The Northridge earthquake destroyed it.
Although he was living a life of such luxury that he could buy virtually any piece of art he desired on his frequent travels to Europe and Asia, he began hiding money from the IRS.
But as stubborn and strong-willed as Sturman was, the government agents who had dogged his trail since 1977 turned out to be just as persistent.
They finally indicted him in 1985 for tax evasion. The key break in the case came when the Swiss took the unusual step of releasing Sturman’s bank records after American investigators furnished information about his alleged ties to organized crime.
The tax conviction marked the end of Sturman’s victories over the government. When fortune turned, it did so with a vengeance.

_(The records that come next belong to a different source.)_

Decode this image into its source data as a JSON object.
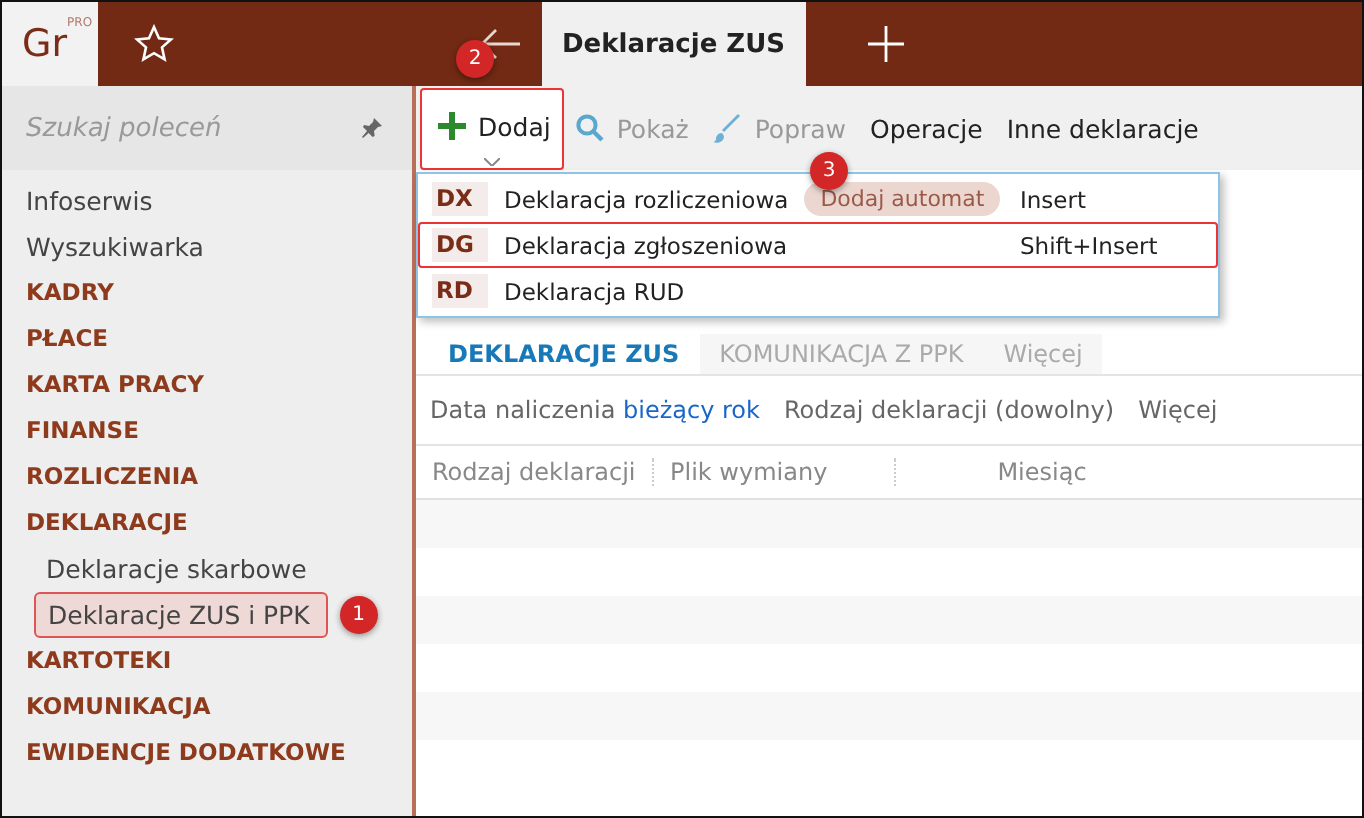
{
  "logo": {
    "text": "Gr",
    "superscript": "PRO"
  },
  "tabs": [
    {
      "label": "Deklaracje ZUS",
      "selected": true
    }
  ],
  "search": {
    "placeholder": "Szukaj poleceń"
  },
  "sidebar": {
    "items": [
      {
        "label": "Infoserwis",
        "kind": "link",
        "selected": false
      },
      {
        "label": "Wyszukiwarka",
        "kind": "link",
        "selected": false
      },
      {
        "label": "KADRY",
        "kind": "section",
        "selected": false
      },
      {
        "label": "PŁACE",
        "kind": "section",
        "selected": false
      },
      {
        "label": "KARTA PRACY",
        "kind": "section",
        "selected": false
      },
      {
        "label": "FINANSE",
        "kind": "section",
        "selected": false
      },
      {
        "label": "ROZLICZENIA",
        "kind": "section",
        "selected": false
      },
      {
        "label": "DEKLARACJE",
        "kind": "section",
        "selected": false,
        "children": [
          {
            "label": "Deklaracje skarbowe",
            "kind": "link",
            "selected": false
          },
          {
            "label": "Deklaracje ZUS i PPK",
            "kind": "link",
            "selected": true,
            "callout": "1"
          }
        ]
      },
      {
        "label": "KARTOTEKI",
        "kind": "section",
        "selected": false
      },
      {
        "label": "KOMUNIKACJA",
        "kind": "section",
        "selected": false
      },
      {
        "label": "EWIDENCJE DODATKOWE",
        "kind": "section",
        "selected": false
      }
    ]
  },
  "toolbar": [
    {
      "label": "Dodaj",
      "kind": "add",
      "disabled": false,
      "highlighted": true,
      "callout": "2"
    },
    {
      "label": "Pokaż",
      "kind": "view",
      "disabled": true,
      "highlighted": false
    },
    {
      "label": "Popraw",
      "kind": "edit",
      "disabled": true,
      "highlighted": false
    },
    {
      "label": "Operacje",
      "kind": "text",
      "disabled": false,
      "highlighted": false
    },
    {
      "label": "Inne deklaracje",
      "kind": "text",
      "disabled": false,
      "highlighted": false
    }
  ],
  "dropdown": [
    {
      "code": "DX",
      "label": "Deklaracja rozliczeniowa",
      "tag": "Dodaj automat",
      "shortcut": "Insert",
      "highlighted": false,
      "callout": "3"
    },
    {
      "code": "DG",
      "label": "Deklaracja zgłoszeniowa",
      "shortcut": "Shift+Insert",
      "highlighted": true
    },
    {
      "code": "RD",
      "label": "Deklaracja RUD",
      "highlighted": false
    }
  ],
  "view_tabs": [
    {
      "label": "DEKLARACJE ZUS",
      "selected": true
    },
    {
      "label": "KOMUNIKACJA Z PPK",
      "selected": false
    },
    {
      "label": "Więcej",
      "selected": false
    }
  ],
  "filters": [
    {
      "label": "Data naliczenia",
      "value": "bieżący rok"
    },
    {
      "label": "Rodzaj deklaracji (dowolny)"
    },
    {
      "label": "Więcej"
    }
  ],
  "table": {
    "columns": [
      "Rodzaj deklaracji",
      "Plik wymiany",
      "Miesiąc"
    ]
  }
}
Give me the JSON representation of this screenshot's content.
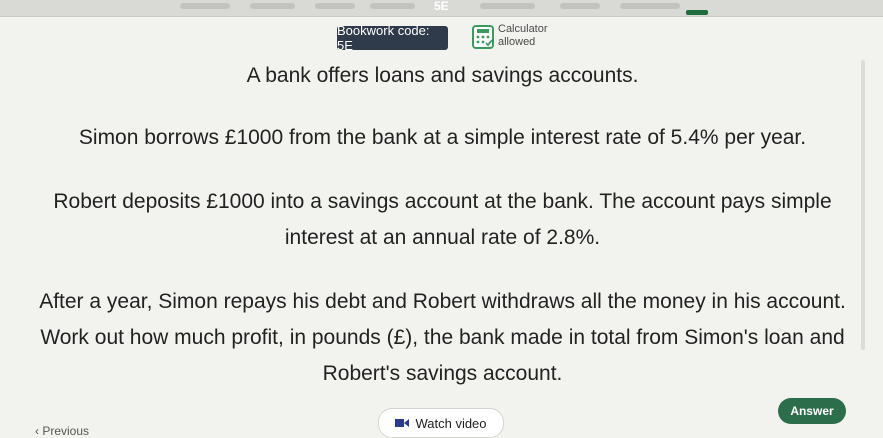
{
  "header": {
    "nav_label": "5E",
    "bookwork_label": "Bookwork code: 5E",
    "calculator_line1": "Calculator",
    "calculator_line2": "allowed"
  },
  "question": {
    "p1": "A bank offers loans and savings accounts.",
    "p2": "Simon borrows £1000 from the bank at a simple interest rate of 5.4% per year.",
    "p3": "Robert deposits £1000 into a savings account at the bank. The account pays simple interest at an annual rate of 2.8%.",
    "p4": "After a year, Simon repays his debt and Robert withdraws all the money in his account. Work out how much profit, in pounds (£), the bank made in total from Simon's loan and Robert's savings account."
  },
  "footer": {
    "previous_label": "‹ Previous",
    "watch_label": "Watch video",
    "answer_label": "Answer"
  },
  "colors": {
    "answer_green": "#2c6e4b",
    "bookwork_bg": "#2f3a4a",
    "calc_icon_green": "#3c9a5f"
  },
  "icons": [
    "calculator-icon",
    "video-icon"
  ]
}
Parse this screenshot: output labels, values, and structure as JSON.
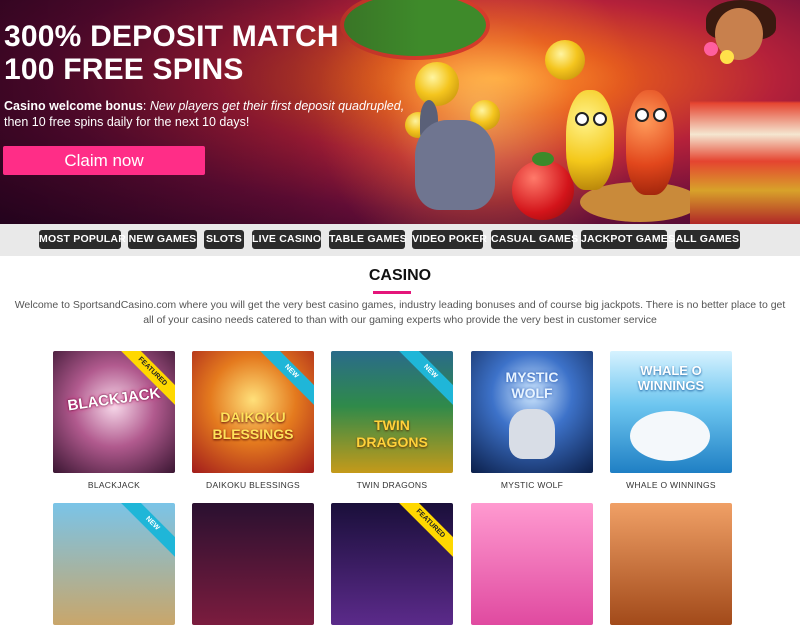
{
  "hero": {
    "headline_line1": "300% DEPOSIT MATCH",
    "headline_line2": "100 FREE SPINS",
    "desc_bold": "Casino welcome bonus",
    "desc_italic": "New players get their first deposit quadrupled,",
    "desc_rest": "then 10 free spins daily for the next 10 days!",
    "cta_label": "Claim now",
    "cta_color": "#ff2d87"
  },
  "nav": {
    "items": [
      {
        "label": "MOST POPULAR"
      },
      {
        "label": "NEW GAMES"
      },
      {
        "label": "SLOTS"
      },
      {
        "label": "LIVE CASINO"
      },
      {
        "label": "TABLE GAMES"
      },
      {
        "label": "VIDEO POKER"
      },
      {
        "label": "CASUAL GAMES"
      },
      {
        "label": "JACKPOT GAMES"
      },
      {
        "label": "ALL GAMES"
      }
    ]
  },
  "casino": {
    "title": "CASINO",
    "intro": "Welcome to SportsandCasino.com where you will get the very best casino games, industry leading bonuses and of course big jackpots. There is no better place to get all of your casino needs catered to than with our gaming experts who provide the very best in customer service",
    "accent_color": "#e4157a",
    "games": [
      {
        "name": "BLACKJACK",
        "art": "BLACKJACK",
        "badge": "FEATURED"
      },
      {
        "name": "DAIKOKU BLESSINGS",
        "art": "DAIKOKU BLESSINGS",
        "badge": "NEW"
      },
      {
        "name": "TWIN DRAGONS",
        "art": "TWIN DRAGONS",
        "badge": "NEW"
      },
      {
        "name": "MYSTIC WOLF",
        "art": "MYSTIC WOLF",
        "badge": ""
      },
      {
        "name": "WHALE O WINNINGS",
        "art": "WHALE O WINNINGS",
        "badge": ""
      }
    ],
    "games_row2": [
      {
        "badge": "NEW"
      },
      {
        "badge": ""
      },
      {
        "badge": "FEATURED"
      },
      {
        "badge": ""
      },
      {
        "badge": ""
      }
    ]
  }
}
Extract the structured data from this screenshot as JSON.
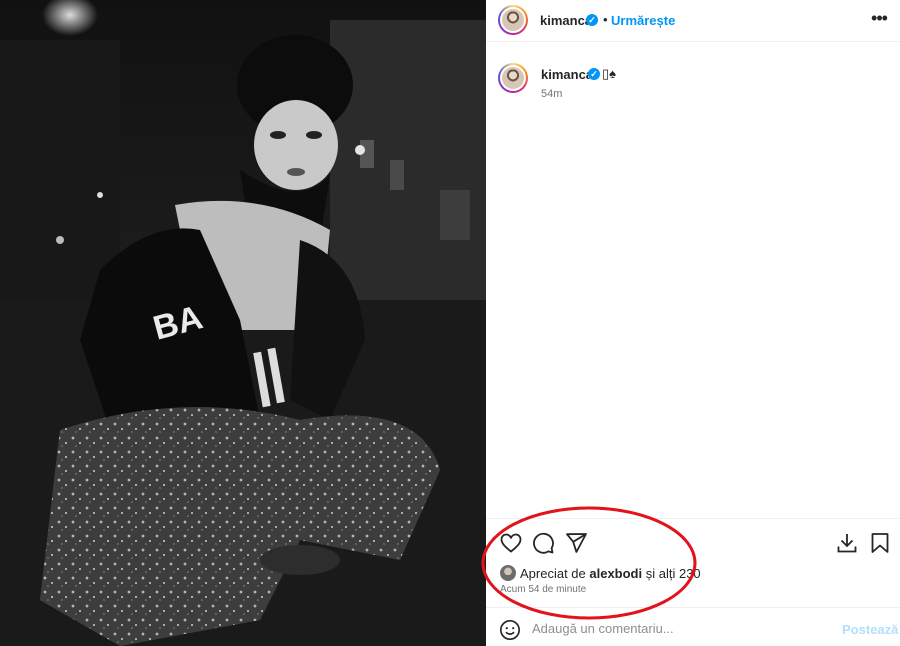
{
  "post": {
    "photo_description_icon": "photo-icon"
  },
  "header": {
    "username": "kimanca",
    "dot": "•",
    "follow_label": "Urmărește",
    "more_label": "•••"
  },
  "caption": {
    "username": "kimanca",
    "text": "▯♠",
    "time": "54m"
  },
  "likes": {
    "prefix": "Apreciat de ",
    "user": "alexbodi",
    "suffix": " și alți 230"
  },
  "timestamp": "Acum 54 de minute",
  "comment": {
    "placeholder": "Adaugă un comentariu...",
    "post_label": "Postează"
  },
  "colors": {
    "accent": "#0095f6",
    "annotation": "#e3131b"
  }
}
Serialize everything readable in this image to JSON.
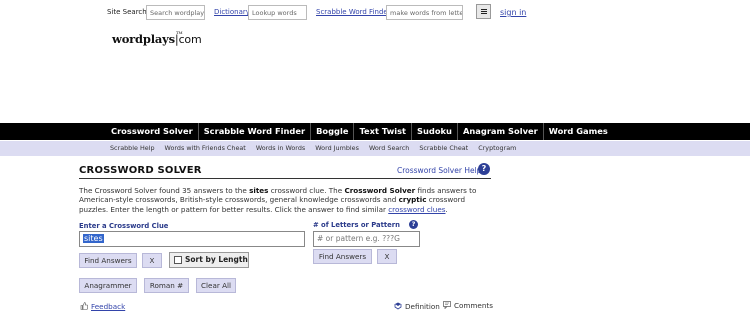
{
  "topbar": {
    "site_search_label": "Site Search",
    "site_search_placeholder": "Search wordplays",
    "dictionary_label": "Dictionary",
    "dictionary_placeholder": "Lookup words",
    "scrabble_label": "Scrabble Word Finder",
    "scrabble_placeholder": "make words from letters",
    "menu_icon": "hamburger-menu-icon",
    "signin": "sign in"
  },
  "logo": {
    "name": "wordplays",
    "tm": "TM",
    "suffix": "com"
  },
  "mainnav": [
    "Crossword Solver",
    "Scrabble Word Finder",
    "Boggle",
    "Text Twist",
    "Sudoku",
    "Anagram Solver",
    "Word Games"
  ],
  "subnav": [
    "Scrabble Help",
    "Words with Friends Cheat",
    "Words in Words",
    "Word Jumbles",
    "Word Search",
    "Scrabble Cheat",
    "Cryptogram"
  ],
  "page": {
    "title": "CROSSWORD SOLVER",
    "help_link": "Crossword Solver Help",
    "desc": {
      "p1": "The Crossword Solver found 35 answers to the ",
      "clue": "sites",
      "p2": " crossword clue. The ",
      "solver": "Crossword Solver",
      "p3": " finds answers to American-style crosswords, British-style crosswords, general knowledge crosswords and ",
      "cryptic": "cryptic",
      "p4": " crossword puzzles. Enter the length or pattern for better results. Click the answer to find similar ",
      "link": "crossword clues",
      "p5": "."
    }
  },
  "form": {
    "clue_label": "Enter a Crossword Clue",
    "clue_value": "sites",
    "pattern_label": "# of Letters or Pattern",
    "pattern_placeholder": "# or pattern e.g. ???G",
    "find_answers": "Find Answers",
    "clear_x": "X",
    "sort_by_length": "Sort by Length",
    "find_answers_2": "Find Answers",
    "clear_x_2": "X",
    "anagrammer": "Anagrammer",
    "roman": "Roman #",
    "clear_all": "Clear All"
  },
  "footer": {
    "feedback": "Feedback",
    "definition": "Definition",
    "comments": "Comments"
  },
  "colors": {
    "nav_bg": "#000000",
    "subnav_bg": "#dcdcf2",
    "link": "#3344aa",
    "label": "#2a3a8a",
    "help_icon": "#2d3f96"
  }
}
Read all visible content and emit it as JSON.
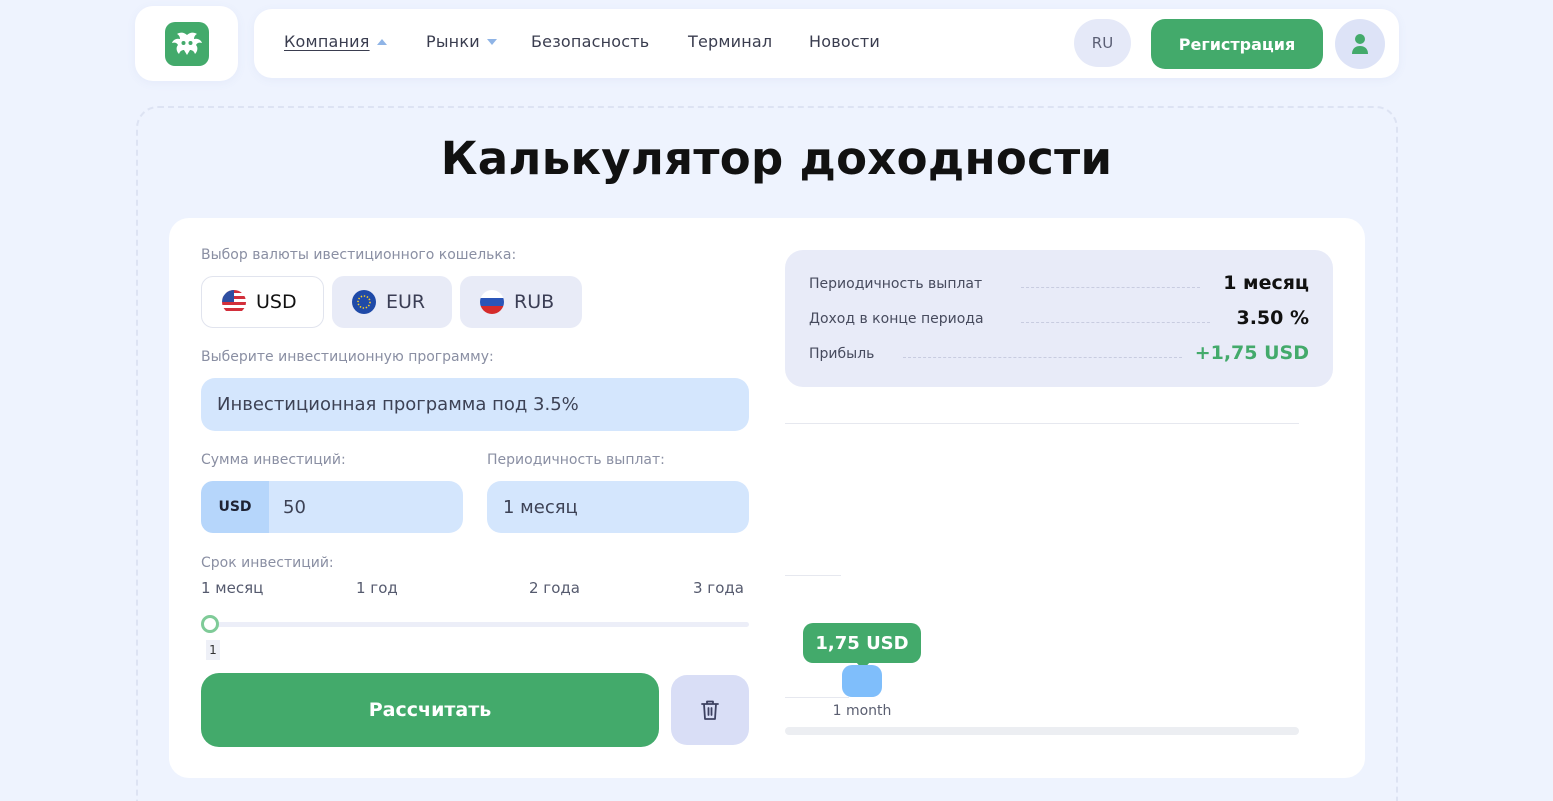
{
  "header": {
    "nav": [
      {
        "label": "Компания",
        "has_caret": true,
        "active": true
      },
      {
        "label": "Рынки",
        "has_caret": true,
        "active": false
      },
      {
        "label": "Безопасность",
        "has_caret": false,
        "active": false
      },
      {
        "label": "Терминал",
        "has_caret": false,
        "active": false
      },
      {
        "label": "Новости",
        "has_caret": false,
        "active": false
      }
    ],
    "lang": "RU",
    "register_label": "Регистрация",
    "brand_color": "#43aa6b"
  },
  "title": "Калькулятор доходности",
  "form": {
    "currency_label": "Выбор валюты ивестиционного кошелька:",
    "currencies": [
      {
        "code": "USD",
        "selected": true,
        "icon": "us-flag-icon"
      },
      {
        "code": "EUR",
        "selected": false,
        "icon": "eu-flag-icon"
      },
      {
        "code": "RUB",
        "selected": false,
        "icon": "ru-flag-icon"
      }
    ],
    "program_label": "Выберите инвестиционную программу:",
    "program_value": "Инвестиционная программа под 3.5%",
    "amount_label": "Сумма инвестиций:",
    "amount_currency": "USD",
    "amount_value": "50",
    "period_label": "Периодичность выплат:",
    "period_value": "1 месяц",
    "term_label": "Срок инвестиций:",
    "term_ticks": [
      "1 месяц",
      "1 год",
      "2 года",
      "3 года"
    ],
    "term_value": "1",
    "calculate_label": "Рассчитать",
    "clear_icon": "trash-icon"
  },
  "summary": {
    "rows": [
      {
        "label": "Периодичность выплат",
        "value": "1 месяц",
        "green": false
      },
      {
        "label": "Доход в конце периода",
        "value": "3.50 %",
        "green": false
      },
      {
        "label": "Прибыль",
        "value": "+1,75 USD",
        "green": true
      }
    ]
  },
  "chart_data": {
    "type": "bar",
    "categories": [
      "1 month"
    ],
    "series": [
      {
        "values": [
          1.75
        ]
      }
    ],
    "data_labels": [
      "1,75 USD"
    ],
    "bar_color": "#7fbefb",
    "label_color": "#43aa6b"
  }
}
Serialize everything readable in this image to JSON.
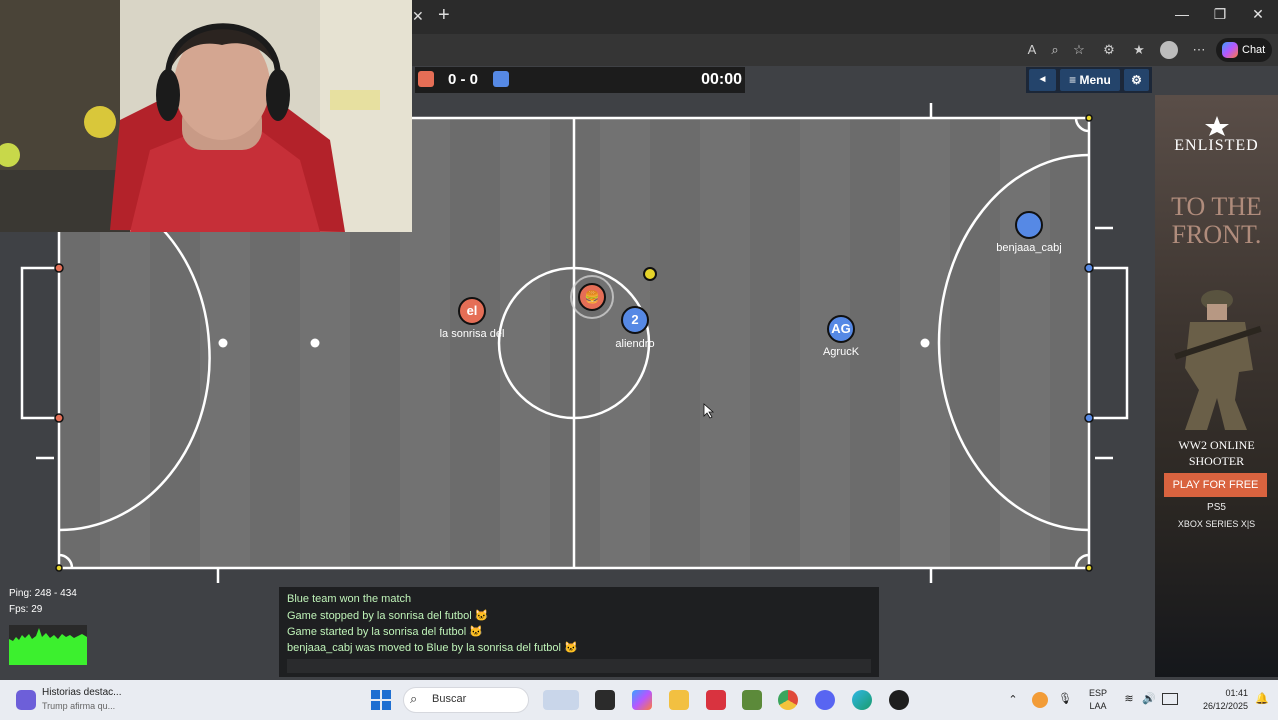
{
  "browser": {
    "new_tab_label": "+",
    "chat_label": "Chat"
  },
  "game": {
    "score": "0 - 0",
    "timer": "00:00",
    "menu_label": "Menu",
    "back_glyph": "◄",
    "players": [
      {
        "team": "red",
        "avatar": "el",
        "name": "la sonrisa del"
      },
      {
        "team": "red",
        "avatar": "🍔",
        "name": ""
      },
      {
        "team": "blue",
        "avatar": "2",
        "name": "aliendro"
      },
      {
        "team": "blue",
        "avatar": "AG",
        "name": "AgrucK"
      },
      {
        "team": "blue",
        "avatar": "",
        "name": "benjaaa_cabj"
      }
    ],
    "colors": {
      "red": "#e56e56",
      "blue": "#5689e5",
      "ball": "#e6d42a",
      "field": "#717171"
    }
  },
  "stats": {
    "ping": "Ping: 248 - 434",
    "fps": "Fps: 29"
  },
  "chat": {
    "messages": [
      "Blue team won the match",
      "Game stopped by la sonrisa del futbol 🐱",
      "Game started by la sonrisa del futbol 🐱",
      "benjaaa_cabj was moved to Blue by la sonrisa del futbol 🐱"
    ]
  },
  "ad": {
    "brand": "ENLISTED",
    "headline": "TO THE FRONT.",
    "subline": "WW2 ONLINE SHOOTER",
    "cta": "PLAY FOR FREE",
    "platform1": "PS5",
    "platform2": "XBOX SERIES X|S"
  },
  "taskbar": {
    "news_title": "Historias destac...",
    "news_sub": "Trump afirma qu...",
    "search_placeholder": "Buscar",
    "lang_top": "ESP",
    "lang_bottom": "LAA",
    "time": "01:41",
    "date": "26/12/2025"
  }
}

After exhausting his legal avenues, he finally went to prison in 1992, but didn’t stay. On Pearl Harbor Day, timing which some authorities suspect was another one of Sturman’s jokes, he walked away from the minimum-security federal prison in the Mojave Desert community of Boron after serving less than six months of what was expected to be a four-year stay. He was captured two months later when federal marshals entered a one-bedroom apartment in Anaheim and found Sturman, who was living under the name Abe Levine, asleep in bed.
One possible reason for Sturman’s flight was a series of bombings of Chicago-area bookstores. One claimed the life of the bomber, who was killed when the device exploded in his lap while he was stopped at a Chicago traffic light.
Authorities speculated Sturman had discovered he was a prime suspect in the investigation and decided not to stick around for trial. Within a month of his capture, in fact, he was indicted and accused of hiring men to damage and destroy peep-show booths at bookstores in Cleveland, Chicago and Phoenix because their owners had stopped paying him off.
“The whole thing is a crock,” Sturman says of the bombing charges.
The jury acquitted him of the bombings, but convicted him of conspiring to commit extortion and of using threats to extort money from a man who bought several Chicago bookstores from Sturman when Sturman began liquidating his holdings several years ago.
Sturman was handed a 19-year prison sentence.
Sturman’s personal life began to unravel. He divorced Delgado to keep her out of harm’s way with the government. Now she’s facing 21 months in prison after being convicted of jury tampering. The government said she planned to offer a juror deliberating Sturman’s fate in his tax case either sex or money to obtain a hung jury.
Sturman admits he talked Delgado into meeting with the juror.
“If I have a chance to get out of this, we’ve got to do it,” he said at the time. “I begged and pleaded with her.”
Sturman says the two met, but Delgado never made an offer.
As with so much else about Sturman’s rags-to-riches-to-rags story, its conclusion is filled with bitter irony. Most people in the industry he helped create have abandoned him.
“These people used to lick his boots to spend time with him,” says Nancy Pera, who once worked for Sturman. “Now they won’t even write him.”
Still, he is unrepentant. “I had a wonderful life. If I die tomorrow I’m going to die with a smile on my lips.”
Assistant U. S. Atty. Steve Jigger doesn’t think Sturman has anything to be proud of. “Any legacy is certainly not a positive one. I don’t see him as a crusader. Reuben Sturman was in it for the money and he made a lot of it. And he didn’t pay his fair share of taxes.”
After 18 years, Rossfelder is still following Sturman’s money trail. Just in the past few weeks, he has helped convict one of Sturman’s attorneys of helping to hide money.
In prison, Sturman exercises regularly and has no complaints about the food, even though the menu tends more toward hot dogs and hamburgers than coquilles St. Jacques.
“I ate in the finest restaurants in the world. So what?” he shrugs. “Now I’m here.”